::: SUPPLIED INFORMATION

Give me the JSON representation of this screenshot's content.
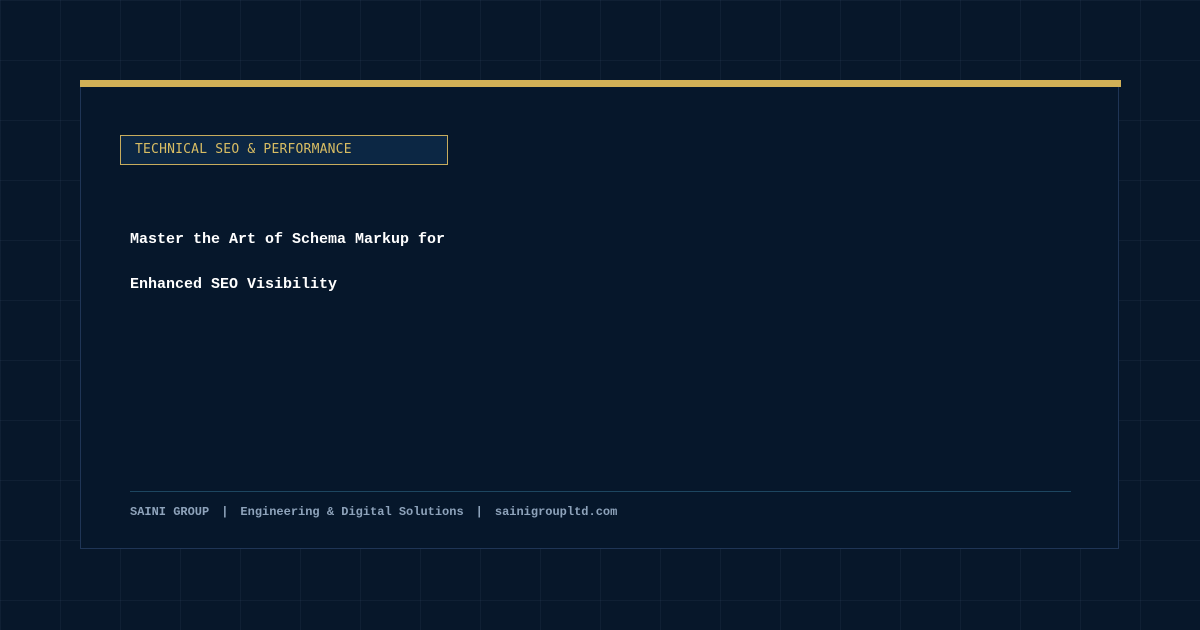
{
  "category": {
    "label": "TECHNICAL SEO & PERFORMANCE"
  },
  "headline": {
    "line1": "Master the Art of Schema Markup for",
    "line2": "Enhanced SEO Visibility"
  },
  "footer": {
    "company": "SAINI GROUP",
    "separator": "|",
    "tagline": "Engineering & Digital Solutions",
    "website": "sainigroupltd.com"
  },
  "colors": {
    "background": "#07172a",
    "accent_gold": "#d2b157",
    "headline_text": "#ffffff",
    "footer_text": "#8ea3bb"
  }
}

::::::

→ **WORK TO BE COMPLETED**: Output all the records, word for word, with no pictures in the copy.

→ **WRITTEN SOLUTION**:
Give me the JSON representation of this screenshot's content.
{
  "category": {
    "label": "TECHNICAL SEO & PERFORMANCE"
  },
  "headline": {
    "line1": "Master the Art of Schema Markup for",
    "line2": "Enhanced SEO Visibility"
  },
  "footer": {
    "company": "SAINI GROUP",
    "separator": "|",
    "tagline": "Engineering & Digital Solutions",
    "website": "sainigroupltd.com"
  },
  "colors": {
    "background": "#07172a",
    "accent_gold": "#d2b157",
    "headline_text": "#ffffff",
    "footer_text": "#8ea3bb"
  }
}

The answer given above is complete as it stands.